While truck wraps are generally less expensive than paint jobs, they do require an investment on your part. That being the case, you want to make sure you get the best price for the most skillful installation and the most durable wrap available. There are several steps you can take to save money and still get quality the next time you decide to wrap your truck.
Important price points include the installers you choose, the design (if any) you want, and the wrap material itself.
Know what you want
This first step is an easy one to miss, but before you can begin to research prices, you need to decide exactly what you want. Factor in your truck’s make and model, as well as what you want from the wrap. Do you want:
- a printed wrap that will advertise your company
- a simple color change wrap
- a high-end luxury wrap like carbon fiber or chrome
Just as you would visit more than one car dealership to make sure you get the best price on a new car, you should check out more than one installation company before signing up for your next wrap. Once you’ve settled on what you want, you can begin to contact wrap installers in your area for custom estimates tailored to your particular vehicle and exact specifications, rather than basing your decision on the generalized flat rates many companies feature on their websites. While gathering information, take extremely low estimates with a grain of salt—you don’t want to save money simply because the installer uses low-quality materials.
Have a plan. Follow it
Save even more money by creating a design plan before you visit your wrap installer of choice. If you walk through the door with no clear design in mind, the company will be more than happy to create one for you, but graphic design services don’t come cheap. That’s especially true when you add the hours you’ll pay for as you go over the designer’s suggestions and the additional time they’ll put in to make changes. It’s far less expensive if you go in—and stick with—a design plan of your own.
Choose your material
The wrap material you choose can have a serious impact on how much you pay. Weigh the pros and cons of each material, such as:
- The manufacturer. 3M and Avery are the most popular producers, because their wraps are durable and easy to install. (Cutting down on installation time could be another cost-saver.)
- Wrap grades and finishes. The vinyl used for a simple color change wrap will run you much less than a luxury carbon fiber wrap. (Plus, carbon fiber wrap installation is much more complex and time consuming.)
- Cast vinyl verses calendared vinyl. Cast vinyl—a higher-grade material that can be easily repositioned and/or removed—is more expensive than thicker calendared vinyl. Then again, cast vinyl is much more durable and designed to withstand the elements.

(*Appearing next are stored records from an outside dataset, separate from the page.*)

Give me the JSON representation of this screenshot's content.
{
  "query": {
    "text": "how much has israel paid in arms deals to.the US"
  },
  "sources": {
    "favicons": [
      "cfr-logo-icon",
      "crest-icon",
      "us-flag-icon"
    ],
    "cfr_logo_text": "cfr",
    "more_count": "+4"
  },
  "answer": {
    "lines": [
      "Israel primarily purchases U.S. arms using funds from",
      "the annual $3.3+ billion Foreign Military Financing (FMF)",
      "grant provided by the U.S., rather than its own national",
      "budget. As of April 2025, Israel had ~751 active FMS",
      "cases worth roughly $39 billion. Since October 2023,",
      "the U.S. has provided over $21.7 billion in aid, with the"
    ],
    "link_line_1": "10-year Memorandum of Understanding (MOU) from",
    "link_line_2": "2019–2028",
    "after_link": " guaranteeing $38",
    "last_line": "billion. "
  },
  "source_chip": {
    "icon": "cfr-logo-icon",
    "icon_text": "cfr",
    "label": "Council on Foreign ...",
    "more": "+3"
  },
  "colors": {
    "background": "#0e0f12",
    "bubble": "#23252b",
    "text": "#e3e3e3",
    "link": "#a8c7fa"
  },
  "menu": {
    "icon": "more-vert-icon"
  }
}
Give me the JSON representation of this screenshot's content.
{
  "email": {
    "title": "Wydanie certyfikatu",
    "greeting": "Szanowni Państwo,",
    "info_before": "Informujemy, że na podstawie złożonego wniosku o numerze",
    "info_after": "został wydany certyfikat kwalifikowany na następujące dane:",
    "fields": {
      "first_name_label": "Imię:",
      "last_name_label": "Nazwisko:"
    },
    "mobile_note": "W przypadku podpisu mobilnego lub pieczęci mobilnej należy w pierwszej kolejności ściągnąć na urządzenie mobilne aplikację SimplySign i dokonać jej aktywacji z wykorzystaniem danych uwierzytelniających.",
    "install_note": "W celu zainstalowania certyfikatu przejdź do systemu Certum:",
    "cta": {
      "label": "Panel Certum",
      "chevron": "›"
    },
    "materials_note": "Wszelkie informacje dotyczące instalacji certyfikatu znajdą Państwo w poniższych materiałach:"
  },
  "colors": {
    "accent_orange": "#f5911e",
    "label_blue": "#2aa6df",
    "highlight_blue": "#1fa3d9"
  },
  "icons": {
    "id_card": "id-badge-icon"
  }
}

- Cheaper materials. You can decide to go cheaper, but you’ll wind up paying a lot more in the long run, because cheaper materials last months, rather than years.
Cut back on coverage
Obviously, wrapping parts of a your truck will be much less expensive than wrapping the whole vehicle. Even a half-wrap—on door panels, hood, and spoilers, for example—can provide effective advertising or deliver that one-of-a-kind customization you’re after.